A lawyer for the state of Wyoming urged a federal judge on Monday to deny an anti-abortion group's request to require the state to allow it to display materials near the state Capitol.


The group, WyWatch Family Action, filed a lawsuit this month claiming the State Building Commission discriminated against it by ordering removal of anti-abortion materials from a tunnel leading to the Capitol during last year's legislative session.

The group has asked U.S. District Judge Nancy Freudenthal to order the state to allow WyWatch to display its materials in the tunnel, between the Capitol and the adjoining Herschler Building, during the legislative session that starts next month and in future sessions. The judge said at the end of the hearing that she will issue a written order on the group's request soon.

Martin Hardsocg, deputy Wyoming attorney general, told Freudenthal that WyWatch hasn't applied for a permit to display its materials in the tunnel in the coming legislative session. The new policy banning all groups from displaying the tunnel area makes the group's lawsuit pointless, he said.

Hardsocg said the tunnel was never intended to serve as a designated public forum. Another anti-abortion group held a demonstration in the tunnel after WyWatch was removed that drew so many people it clogged the tunnel, he said.

The State Building Commission, which includes Gov. Matt Mead and the other four statewide elected officials, changed state policy this month to ban all displays in the tunnel in part because the commission wanted to avoid being sued and challenged by groups such as WyWatch, Hardsocg said.

With the new policy banning all displays, the commission believes WyWatch can't show that it has suffered irreparable harm and can't show that it is being treated differently than other groups, he said.

Lawyer Jonathan Scruggs, who represents WyWatch, told Freudenthal there's no guarantee the state will keep its new policy in place without a court order controlling its behavior.

Scruggs is with the Alliance Defense Fund, an Arizona-based Christian civil rights group that has litigated against same-sex marriage in California.
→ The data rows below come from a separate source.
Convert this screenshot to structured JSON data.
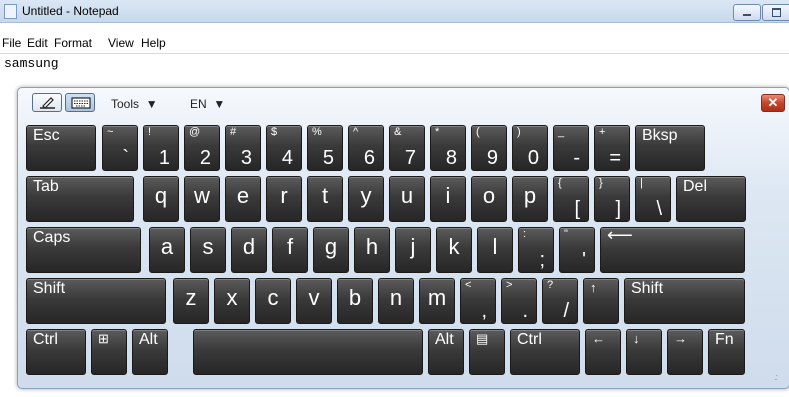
{
  "window": {
    "title": "Untitled - Notepad",
    "menu": [
      "File",
      "Edit",
      "Format",
      "View",
      "Help"
    ],
    "text": "samsung"
  },
  "osk": {
    "tools_label": "Tools",
    "lang_label": "EN",
    "close_glyph": "✕",
    "resize_glyph": ".:",
    "rows": [
      [
        {
          "label": "Esc"
        },
        {
          "shift": "~",
          "base": "`"
        },
        {
          "shift": "!",
          "base": "1"
        },
        {
          "shift": "@",
          "base": "2"
        },
        {
          "shift": "#",
          "base": "3"
        },
        {
          "shift": "$",
          "base": "4"
        },
        {
          "shift": "%",
          "base": "5"
        },
        {
          "shift": "^",
          "base": "6"
        },
        {
          "shift": "&",
          "base": "7"
        },
        {
          "shift": "*",
          "base": "8"
        },
        {
          "shift": "(",
          "base": "9"
        },
        {
          "shift": ")",
          "base": "0"
        },
        {
          "shift": "_",
          "base": "-"
        },
        {
          "shift": "+",
          "base": "="
        },
        {
          "label": "Bksp"
        }
      ],
      [
        {
          "label": "Tab"
        },
        {
          "base": "q"
        },
        {
          "base": "w"
        },
        {
          "base": "e"
        },
        {
          "base": "r"
        },
        {
          "base": "t"
        },
        {
          "base": "y"
        },
        {
          "base": "u"
        },
        {
          "base": "i"
        },
        {
          "base": "o"
        },
        {
          "base": "p"
        },
        {
          "shift": "{",
          "base": "["
        },
        {
          "shift": "}",
          "base": "]"
        },
        {
          "shift": "|",
          "base": "\\"
        },
        {
          "label": "Del"
        }
      ],
      [
        {
          "label": "Caps"
        },
        {
          "base": "a"
        },
        {
          "base": "s"
        },
        {
          "base": "d"
        },
        {
          "base": "f"
        },
        {
          "base": "g"
        },
        {
          "base": "h"
        },
        {
          "base": "j"
        },
        {
          "base": "k"
        },
        {
          "base": "l"
        },
        {
          "shift": ":",
          "base": ";"
        },
        {
          "shift": "\"",
          "base": "'"
        },
        {
          "label": "⟵"
        }
      ],
      [
        {
          "label": "Shift"
        },
        {
          "base": "z"
        },
        {
          "base": "x"
        },
        {
          "base": "c"
        },
        {
          "base": "v"
        },
        {
          "base": "b"
        },
        {
          "base": "n"
        },
        {
          "base": "m"
        },
        {
          "shift": "<",
          "base": ","
        },
        {
          "shift": ">",
          "base": "."
        },
        {
          "shift": "?",
          "base": "/"
        },
        {
          "label": "↑"
        },
        {
          "label": "Shift"
        }
      ],
      [
        {
          "label": "Ctrl"
        },
        {
          "label": "⊞"
        },
        {
          "label": "Alt"
        },
        {
          "label": ""
        },
        {
          "label": "Alt"
        },
        {
          "label": "▤"
        },
        {
          "label": "Ctrl"
        },
        {
          "label": "←"
        },
        {
          "label": "↓"
        },
        {
          "label": "→"
        },
        {
          "label": "Fn"
        }
      ]
    ]
  }
}
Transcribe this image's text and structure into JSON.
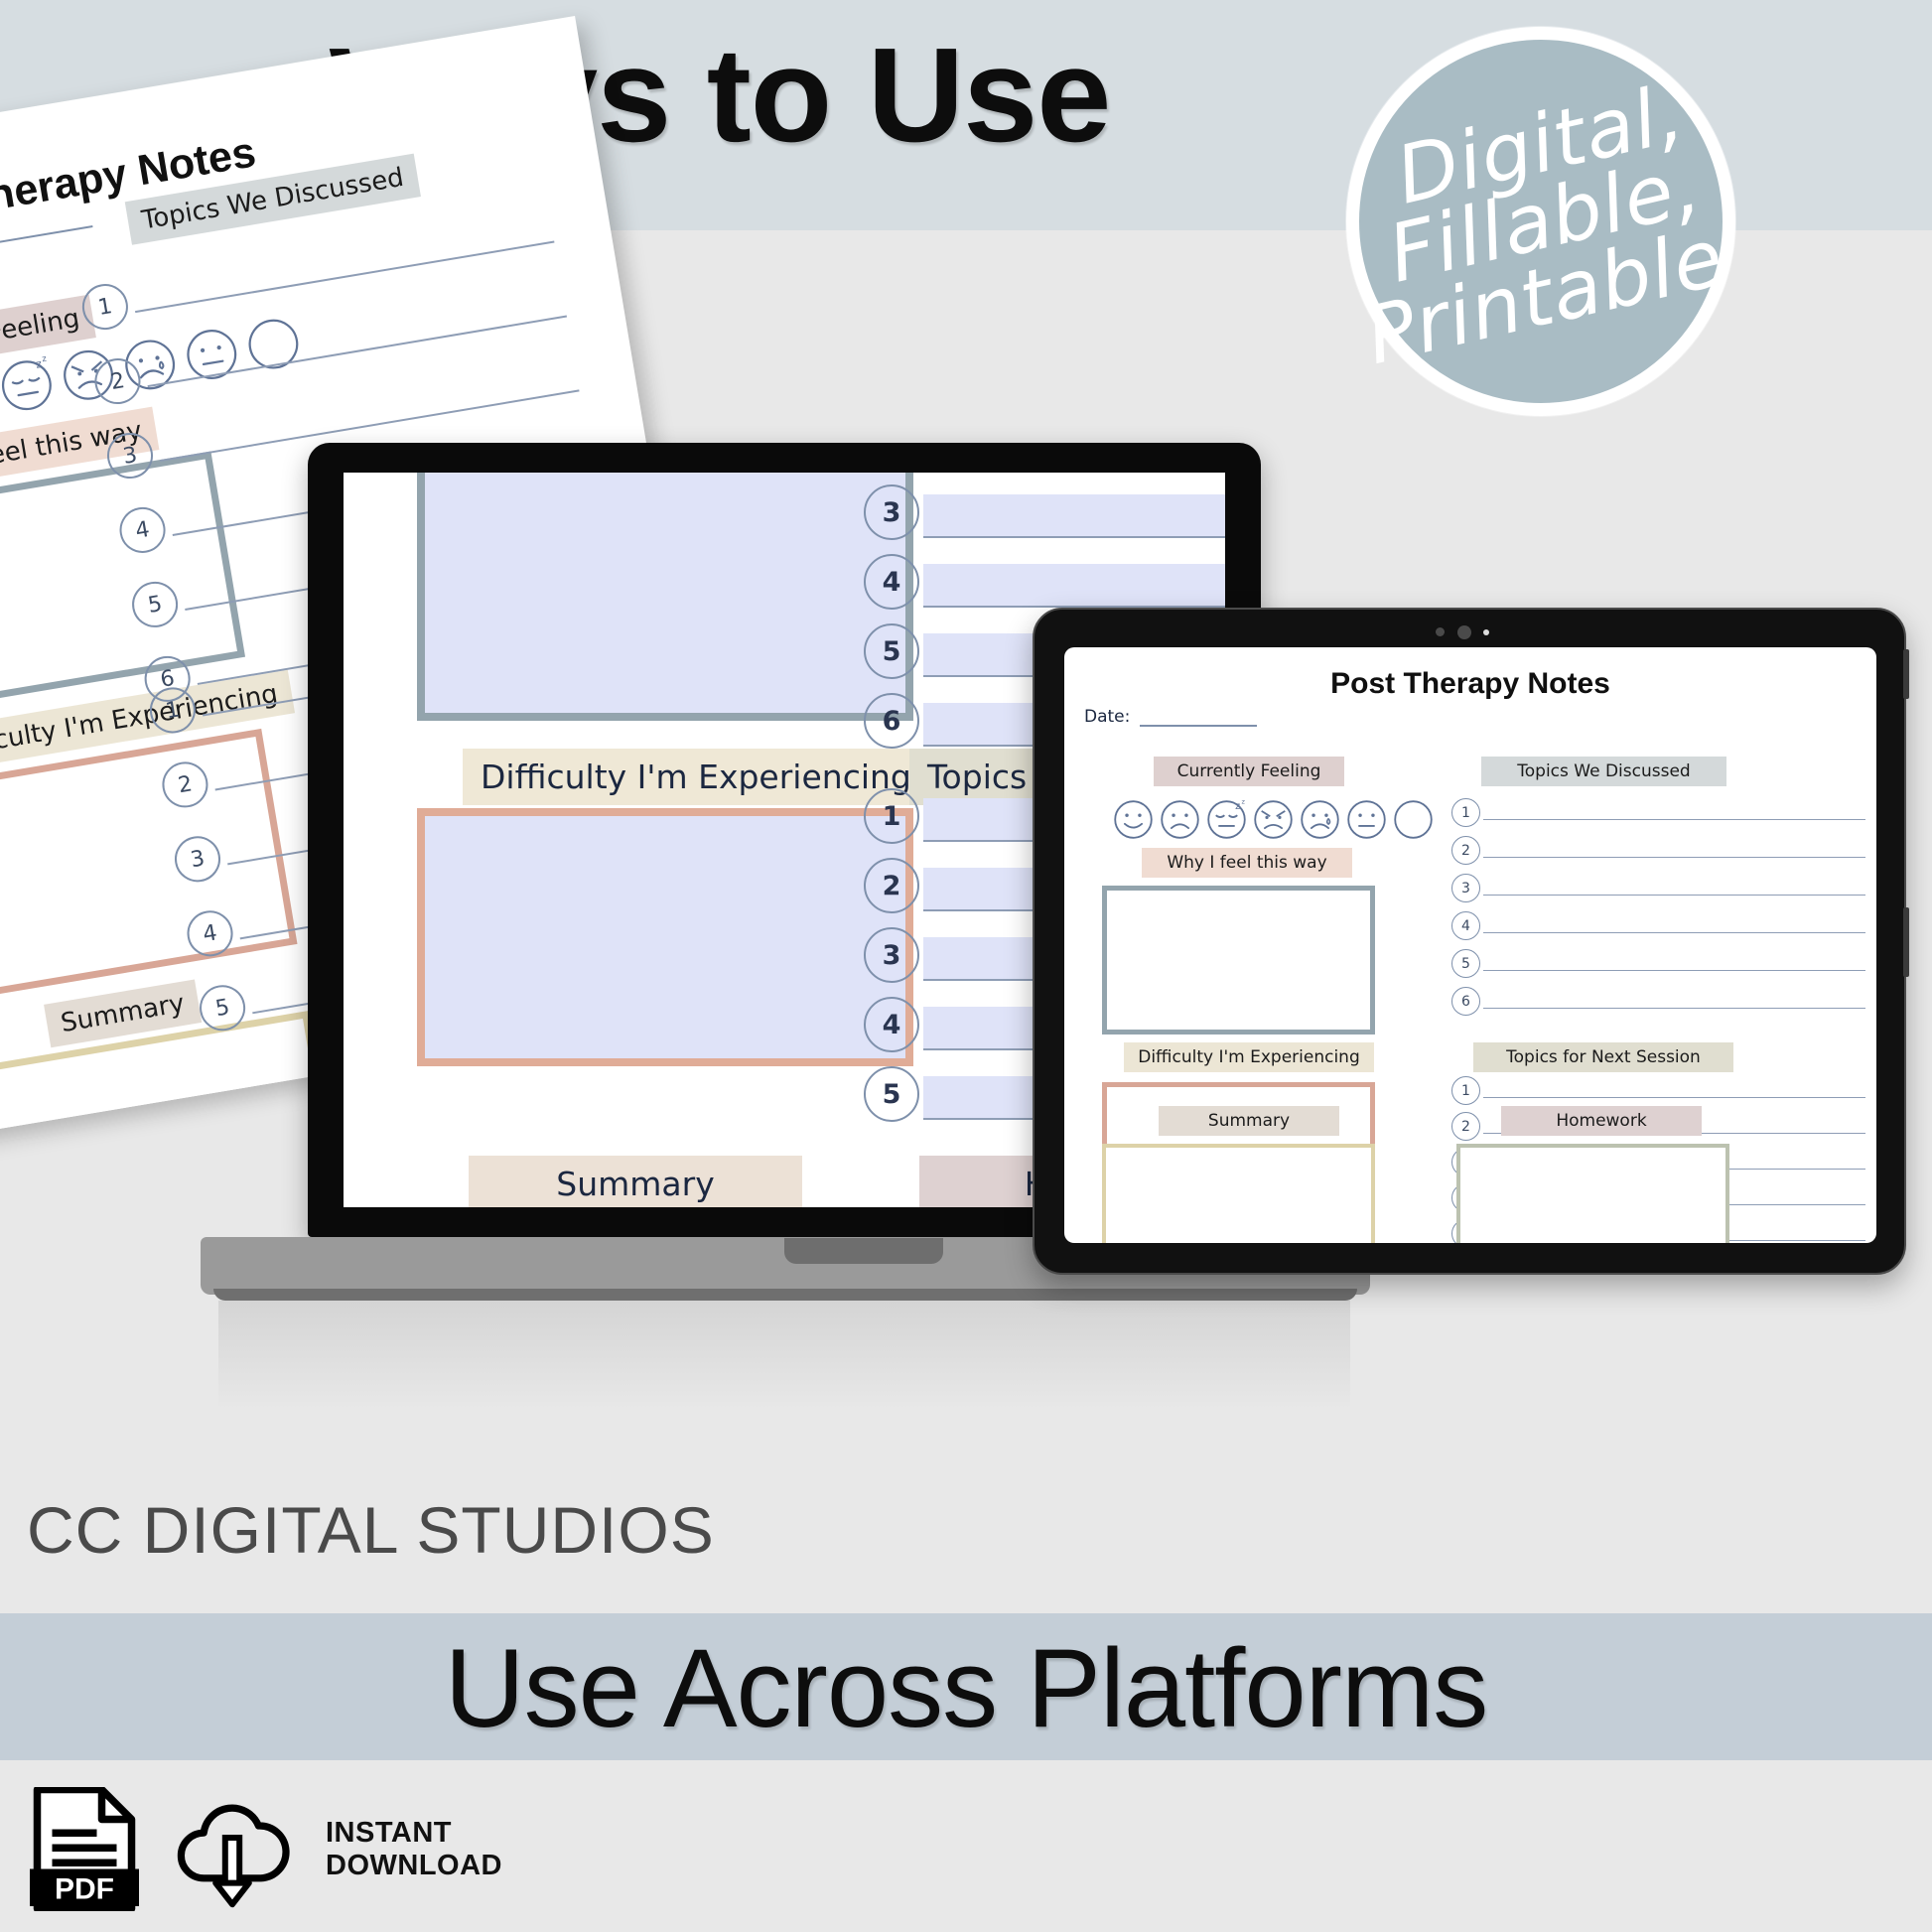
{
  "headline": "Ways to Use",
  "badge": {
    "line1": "Digital,",
    "line2": "Fillable,",
    "line3": "Printable",
    "bg_color": "#a9bcc4",
    "ring_color": "#ffffff"
  },
  "brand": "CC DIGITAL STUDIOS",
  "subheadline": "Use Across Platforms",
  "footer": {
    "pdf_label": "PDF",
    "instant_line1": "INSTANT",
    "instant_line2": "DOWNLOAD",
    "pdf_icon": "pdf-file-icon",
    "download_icon": "cloud-download-icon"
  },
  "colors": {
    "band_top": "#d6dde1",
    "band_mid": "#e8e8e8",
    "band_accent": "#c4ced7",
    "chip_feeling": "#ded0cf",
    "chip_why": "#f0dcd2",
    "chip_topics": "#d4d9da",
    "chip_difficulty": "#ece6d5",
    "chip_next": "#e0ded0",
    "chip_summary": "#e3dcd4",
    "chip_homework": "#ded1d1",
    "box_why": "#93a4ad",
    "box_difficulty": "#d8a696",
    "box_summary": "#ddd2a8",
    "box_homework": "#bcc2b0",
    "field_fill": "#dfe3f8",
    "rule": "#8e9db5"
  },
  "form": {
    "title": "Post Therapy Notes",
    "date_label": "Date:",
    "sections": {
      "currently_feeling": "Currently Feeling",
      "why_i_feel": "Why I feel this way",
      "difficulty": "Difficulty I'm Experiencing",
      "summary": "Summary",
      "topics_discussed": "Topics We Discussed",
      "topics_next": "Topics for Next Session",
      "homework": "Homework"
    },
    "faces": [
      {
        "name": "happy-face-icon",
        "mood": "happy"
      },
      {
        "name": "sad-face-icon",
        "mood": "sad"
      },
      {
        "name": "sleepy-face-icon",
        "mood": "sleepy"
      },
      {
        "name": "angry-face-icon",
        "mood": "angry"
      },
      {
        "name": "crying-face-icon",
        "mood": "crying"
      },
      {
        "name": "neutral-face-icon",
        "mood": "neutral"
      },
      {
        "name": "blank-face-icon",
        "mood": "blank"
      }
    ],
    "topics_discussed_numbers": [
      "1",
      "2",
      "3",
      "4",
      "5",
      "6"
    ],
    "topics_next_numbers": [
      "1",
      "2",
      "3",
      "4",
      "5"
    ]
  },
  "laptop": {
    "visible_labels": {
      "difficulty": "Difficulty I'm Experiencing",
      "topics_next_partial": "Topics for Nex",
      "summary_partial": "Summary",
      "homework_partial": "Homew"
    },
    "topics_discussed_visible": [
      "3",
      "4",
      "5",
      "6"
    ],
    "topics_next_visible": [
      "1",
      "2",
      "3",
      "4",
      "5"
    ]
  },
  "paper": {
    "title": "Post Therapy Notes",
    "chips": {
      "currently_feeling": "urrently Feeling",
      "why_i_feel": "Why I feel this way",
      "topics_discussed": "Topics We Discussed",
      "difficulty": "Difficulty I'm Experiencing",
      "summary": "Summary"
    },
    "topics_numbers": [
      "1",
      "2",
      "3",
      "4",
      "5",
      "6"
    ],
    "next_numbers": [
      "1",
      "2",
      "3",
      "4",
      "5"
    ]
  }
}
The group also has supported the recent, unsuccessful push in Wyoming to change state law to specify that the state shouldn't recognize same-sex marriages performed elsewhere.

Scruggs told Freudenthal that the commission action adopting the new rule the week after the group filed its lawsuit "shows that the defendants are not interested in constitutional compliance — they're interested in avoiding judicial sanction." The state never responded to the group's letter last year threatening legal action, he said.

Rich Cathcart, head of the Wyoming State Building Commission, filed a statement in court saying that WyWatch had erected two 8-foot-long poster boards in the tunnel last year, one featuring a picture of an unborn fetus and the other a group of women saying that they regretted getting abortions.

"We believe that if you look at the picture, it's not offensive at all," Scruggs said of the group's picture of a fetus. "It's an unborn child, it's not an aborted child."

Freudenthal said she would accept a court brief in support of WyWatch's position filed by the American Civil Liberties Union.

"While the ACLU doesn't agree with WyWatch's anti-choice message, we firmly support their right to say it," said Jennifer Horvath, lawyer with the Wyoming ACLU. "Sometimes the most effective message is one that gets our attention. The government cannot suppress the right to free speech, even on government property, just because someone doesn't like what the organization has to say or how they say it."